Collage_Fotor33A trip to the Jean Talon market was more a feast for the eyes (and for my mango-sampling baby) than for my rhubarb craving, but the vegetables looked cute.  Ooh, colours.  A small box of not-so-local Florida strawberries did find it’s way home with us, though.  They were 92% attractive, they smelled amazing, they were a dollar.  Perfect.

IMG_5689We crushed them up, made acidic strawberry soup, and after five days and a little sugar, my first shrub was born!  After that came Papaya Shrub! (because eating locally was already not happening).  A peachy-hued wonder!  And they’re both beautiful, unusual and refreshing with sparkling water and I’m drinking them like crazy.

strawberry soda and papaya soda

I used two different methods for the shrubs.  The strawberry shrub was made following Marguerite Patton‘s instructions in Jam, Chutneys, Preserves, Vinegars and Oils, and the papaya shrub was made using an approximate 1:1:1 ratio of fruit, vinegar and sugar.  The first is slightly more acidic, and the second more sweet, and both are sound starting points for exploration.

High quality vinegars are the best for this, such as apple cider, white wine, red wine, coconut, unseasoned rice, or whatever you have around that has a good flavour to begin with.  Balsamic with strawberries are very nice, and you can use a lot more than I did!

Strawberry Shrub

IMG_5712I rounded the measurements out to make it easier to calculate different ratios – the amount of vinegar and sugar should always depend on the fruit.  

  • 1 lb (450 grams) fresh strawberries, cleaned and hulled
  • 2 ¼ cups (560 grams) quality white wine vinegar
  • ¼ cup (60 grams) quality balsamic vinegar

Crushed the berries and mix with the vinegar in a bowl, then transfer to a sealed container and refrigerate, stirring once a day, for 5 days.  After 5 days, strain out the liquid with cheesecloth or a fine mesh strainer and measure.  For every 2 ½ cups (625 grams) of liquid, add:

  • 1 – 2 cups (200 – 400 grams) white sugar

Use less sugar for a lightly sweetened vinegar, more for a sweeter result.  In a wide saucepan, boil briskly to dissolve the sugar, then transfer to sterilized jars and seal down.  Or, let it cool and store in the fridge for 6-8 weeks.


Papaya Shrub

  • 2 ½ cups (575 grams) crushed ripe papaya
  • 2 cups + 1/3 cup (575 grams) coconut vinegar

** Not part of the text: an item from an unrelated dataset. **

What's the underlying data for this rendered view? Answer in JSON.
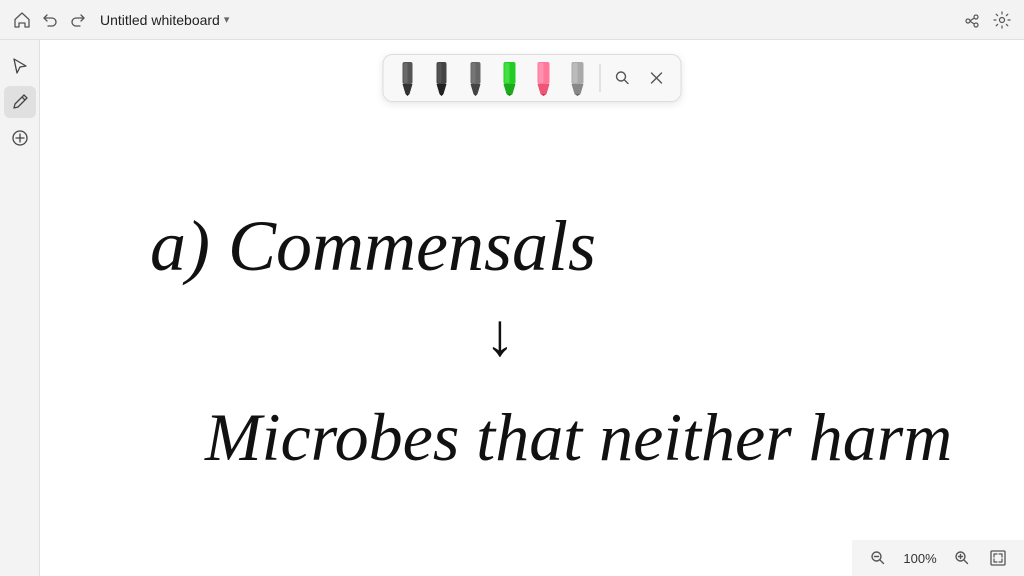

Mix the crushed papaya and vinegar in a large bowl, then transfer to a sealable container and refrigerate for 5 – 7 days, stirring once a day.  When ready, strain the liquid out using a cheesecloth or fine mesh strainer and measure.  I ended up with just over 3 cups (788 grams) of liquid, to which I added:

  • 2 ½ cups (500 grams) white sugar

Boil the mixture briskly in a wide saucepan to dissolve the sugar, transfer to sterilized jars and seal down.  Or, let it cool and store in the fridge for 6-8 weeks.

IMG_6738 2

4 thoughts on “How to Make Fruit Vinegars (Shrubs!): 2 Methods

Leave a Reply

Fill in your details below or click an icon to log in: Logo

You are commenting using your account. Log Out /  Change )

Google photo

You are commenting using your Google account. Log Out /  Change )

Twitter picture

You are commenting using your Twitter account. Log Out /  Change )

Facebook photo

You are commenting using your Facebook account. Log Out /  Change )

Connecting to %s